However, there is a dearth of bipartisanship in Washington. Trump and Pelosi clash quite frequently. Various politicians from the Democratic Party have expressed their desire to open investigations on Trump’s business dealings, his conflicts of interest, actions that the Administration took, and other issues. They are happy with their subpoena power.
Also, the Mueller investigation into Russian involvement in 2016 continues at full force and some in the Democratic base are calling for an impeachment of Trump. During the course of 2019, several politicians will present themselves as presidential candidates, some adhering to the base.
Yet the American public is not supportive of ousting Trump and Trump prides himself as a dealmaker. He could strike a deal with Dems that would keep him safe from unpleasant probes while the opposition gets to advance their priorities. At the current environment, this sounds remote, but anything can happen in politics, such an accord could lift the pair.
The Fed, trade, and politics will likely be well-reflected in the value of shares, with the S&P leading the way, and in bonds. The benchmark 10-year Treasury bond yield is the leader, but if the economic situation deteriorates, the yield curve will grow in importance.
An inversion of the yield curve has been a reliable indicator of a looming recession down the road.
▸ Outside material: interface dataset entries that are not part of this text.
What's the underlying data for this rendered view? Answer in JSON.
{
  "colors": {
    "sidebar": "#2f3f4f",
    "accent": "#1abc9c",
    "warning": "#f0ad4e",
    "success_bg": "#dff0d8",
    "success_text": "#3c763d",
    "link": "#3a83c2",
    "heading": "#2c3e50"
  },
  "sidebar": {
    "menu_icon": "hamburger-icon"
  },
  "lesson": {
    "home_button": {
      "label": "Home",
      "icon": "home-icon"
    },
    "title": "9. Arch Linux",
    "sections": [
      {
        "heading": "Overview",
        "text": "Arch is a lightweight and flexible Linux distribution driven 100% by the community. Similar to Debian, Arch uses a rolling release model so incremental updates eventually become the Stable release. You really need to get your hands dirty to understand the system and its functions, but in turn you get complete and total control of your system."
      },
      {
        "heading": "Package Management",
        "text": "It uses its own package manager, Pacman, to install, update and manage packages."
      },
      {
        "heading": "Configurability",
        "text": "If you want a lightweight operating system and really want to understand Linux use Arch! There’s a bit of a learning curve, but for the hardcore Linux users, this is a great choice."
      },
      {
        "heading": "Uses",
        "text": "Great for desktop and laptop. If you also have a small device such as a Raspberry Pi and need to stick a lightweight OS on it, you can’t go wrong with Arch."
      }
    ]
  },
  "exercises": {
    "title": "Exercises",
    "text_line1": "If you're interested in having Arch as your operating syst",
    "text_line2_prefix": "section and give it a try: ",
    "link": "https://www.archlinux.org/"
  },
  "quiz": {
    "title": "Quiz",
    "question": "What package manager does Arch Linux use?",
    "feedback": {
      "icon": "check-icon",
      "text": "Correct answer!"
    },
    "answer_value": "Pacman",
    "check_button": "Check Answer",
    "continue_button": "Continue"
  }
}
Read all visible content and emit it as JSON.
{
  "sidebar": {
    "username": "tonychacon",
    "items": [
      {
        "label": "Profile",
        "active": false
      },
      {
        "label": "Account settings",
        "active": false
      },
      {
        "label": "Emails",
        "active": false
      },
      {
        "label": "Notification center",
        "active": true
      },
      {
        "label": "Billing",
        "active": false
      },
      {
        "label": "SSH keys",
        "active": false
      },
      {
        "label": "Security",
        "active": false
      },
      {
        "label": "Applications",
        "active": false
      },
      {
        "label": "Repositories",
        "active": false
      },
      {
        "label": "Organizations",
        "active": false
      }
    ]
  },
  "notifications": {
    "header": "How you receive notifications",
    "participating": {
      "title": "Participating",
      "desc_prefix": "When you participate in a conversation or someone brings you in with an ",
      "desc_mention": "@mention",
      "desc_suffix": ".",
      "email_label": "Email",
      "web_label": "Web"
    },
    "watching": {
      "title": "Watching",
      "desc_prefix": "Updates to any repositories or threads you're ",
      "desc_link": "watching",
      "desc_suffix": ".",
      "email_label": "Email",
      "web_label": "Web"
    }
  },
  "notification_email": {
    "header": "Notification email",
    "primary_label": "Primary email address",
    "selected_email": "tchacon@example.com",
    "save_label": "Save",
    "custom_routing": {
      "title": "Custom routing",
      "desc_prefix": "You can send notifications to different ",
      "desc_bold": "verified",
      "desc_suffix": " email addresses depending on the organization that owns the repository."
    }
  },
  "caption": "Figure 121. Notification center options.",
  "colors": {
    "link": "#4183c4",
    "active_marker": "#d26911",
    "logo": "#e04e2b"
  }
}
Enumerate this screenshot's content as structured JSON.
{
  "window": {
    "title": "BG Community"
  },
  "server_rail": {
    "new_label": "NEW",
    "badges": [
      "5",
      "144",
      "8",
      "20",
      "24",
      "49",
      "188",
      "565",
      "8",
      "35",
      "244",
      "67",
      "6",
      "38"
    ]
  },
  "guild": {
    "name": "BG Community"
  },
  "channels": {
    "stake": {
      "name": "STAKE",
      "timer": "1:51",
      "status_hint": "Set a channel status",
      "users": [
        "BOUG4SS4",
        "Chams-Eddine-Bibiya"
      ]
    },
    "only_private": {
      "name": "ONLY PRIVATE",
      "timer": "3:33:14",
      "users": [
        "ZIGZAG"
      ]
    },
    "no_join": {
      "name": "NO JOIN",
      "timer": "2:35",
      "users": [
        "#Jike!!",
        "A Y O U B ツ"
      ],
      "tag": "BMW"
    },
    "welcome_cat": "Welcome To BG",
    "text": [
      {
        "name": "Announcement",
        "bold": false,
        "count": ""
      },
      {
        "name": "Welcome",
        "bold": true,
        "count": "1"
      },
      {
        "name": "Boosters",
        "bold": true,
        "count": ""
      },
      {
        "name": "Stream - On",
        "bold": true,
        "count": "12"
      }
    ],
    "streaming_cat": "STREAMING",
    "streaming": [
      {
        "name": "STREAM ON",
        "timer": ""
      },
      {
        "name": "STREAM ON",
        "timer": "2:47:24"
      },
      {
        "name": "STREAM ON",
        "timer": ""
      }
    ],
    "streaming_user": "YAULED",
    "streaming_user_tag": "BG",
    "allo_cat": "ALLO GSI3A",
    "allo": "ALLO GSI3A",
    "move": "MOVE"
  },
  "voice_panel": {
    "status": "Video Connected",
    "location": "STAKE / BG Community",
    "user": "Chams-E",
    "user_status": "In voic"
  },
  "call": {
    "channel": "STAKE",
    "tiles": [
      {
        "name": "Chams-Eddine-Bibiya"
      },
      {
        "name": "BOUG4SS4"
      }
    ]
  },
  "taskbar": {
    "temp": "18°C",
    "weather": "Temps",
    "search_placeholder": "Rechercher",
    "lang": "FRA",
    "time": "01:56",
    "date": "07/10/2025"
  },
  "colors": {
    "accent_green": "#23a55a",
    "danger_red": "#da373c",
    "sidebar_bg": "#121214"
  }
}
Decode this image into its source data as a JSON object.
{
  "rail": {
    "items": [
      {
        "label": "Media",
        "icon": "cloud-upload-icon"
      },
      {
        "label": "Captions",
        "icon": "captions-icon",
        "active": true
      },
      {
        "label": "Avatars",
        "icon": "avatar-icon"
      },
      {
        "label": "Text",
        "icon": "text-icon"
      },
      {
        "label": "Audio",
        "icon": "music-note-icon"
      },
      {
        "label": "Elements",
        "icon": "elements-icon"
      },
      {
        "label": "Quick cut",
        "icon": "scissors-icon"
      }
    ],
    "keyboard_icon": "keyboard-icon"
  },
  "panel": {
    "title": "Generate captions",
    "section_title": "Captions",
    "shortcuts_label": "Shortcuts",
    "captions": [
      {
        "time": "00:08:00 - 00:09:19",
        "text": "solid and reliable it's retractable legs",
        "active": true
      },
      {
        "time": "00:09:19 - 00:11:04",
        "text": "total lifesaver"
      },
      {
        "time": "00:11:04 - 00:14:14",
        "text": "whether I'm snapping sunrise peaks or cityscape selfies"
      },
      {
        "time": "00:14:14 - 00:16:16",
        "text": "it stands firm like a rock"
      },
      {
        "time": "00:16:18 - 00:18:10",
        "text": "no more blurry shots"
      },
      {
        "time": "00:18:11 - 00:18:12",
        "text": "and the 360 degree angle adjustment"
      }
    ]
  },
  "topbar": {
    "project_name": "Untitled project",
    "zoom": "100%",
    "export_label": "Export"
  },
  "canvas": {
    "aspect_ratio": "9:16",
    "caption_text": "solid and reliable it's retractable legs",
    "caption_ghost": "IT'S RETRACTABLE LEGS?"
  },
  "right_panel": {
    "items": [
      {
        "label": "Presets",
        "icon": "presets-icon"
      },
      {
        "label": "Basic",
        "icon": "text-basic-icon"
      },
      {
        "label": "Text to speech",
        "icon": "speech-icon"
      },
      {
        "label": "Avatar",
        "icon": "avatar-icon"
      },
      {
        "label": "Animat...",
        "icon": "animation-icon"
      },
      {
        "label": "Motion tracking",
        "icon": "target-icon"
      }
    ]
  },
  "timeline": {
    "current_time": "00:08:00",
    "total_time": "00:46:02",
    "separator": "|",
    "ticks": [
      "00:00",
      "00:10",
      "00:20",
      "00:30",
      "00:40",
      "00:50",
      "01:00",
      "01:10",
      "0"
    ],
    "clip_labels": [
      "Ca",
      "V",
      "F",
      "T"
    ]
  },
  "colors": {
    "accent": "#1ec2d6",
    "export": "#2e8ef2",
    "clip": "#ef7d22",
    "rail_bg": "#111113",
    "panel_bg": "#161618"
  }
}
The financial world is focused on the 10-2 spread, which narrowed to single digits of basis points in late 2018. In 2019, the 10-year /3-month yield will likely grow in importance, as it has proven to be a better gauge of a recession.
The correlation between stocks, bonds, and USD/JPY will likely tighten in 2019.
The Bank of Japan will likely continue its loose monetary policy as inflation remains low and the 2% core inflation target remains elusive. Small tweaks to the QQE policy are unlikely to move the needle for the pair.
However, the Japanese government may have a greater say. Prime Minister Shinzo Abe is entering his seventh year as head of state and may be in his final term at the helm. The veteran politician may try to set his legacy.
“Abenomics,” Abe’s economic plan, consisted of three “arrows”: monetary, already delivered, fiscal, mostly delivered, and reforms, in which he lagged. Without any noteworthy opponents within his LDP Party or the opposition DJP, he may push with changes to the economy that will boost the economy. That could strengthen the yen.
The boldest move would be to open the country to immigration. With an aging and shrinking population, growth and inflation could be seen alongside a boost to the population. Consequently, the yen could rally as well. Such a move has meager chances. The Japanese society may not be ready for a radical change, and the global backlash against immigration does not help either. However, given Abe’s grip on power and his desire to make his mark, such a move cannot be ruled out.
The original source of this article FxStreet.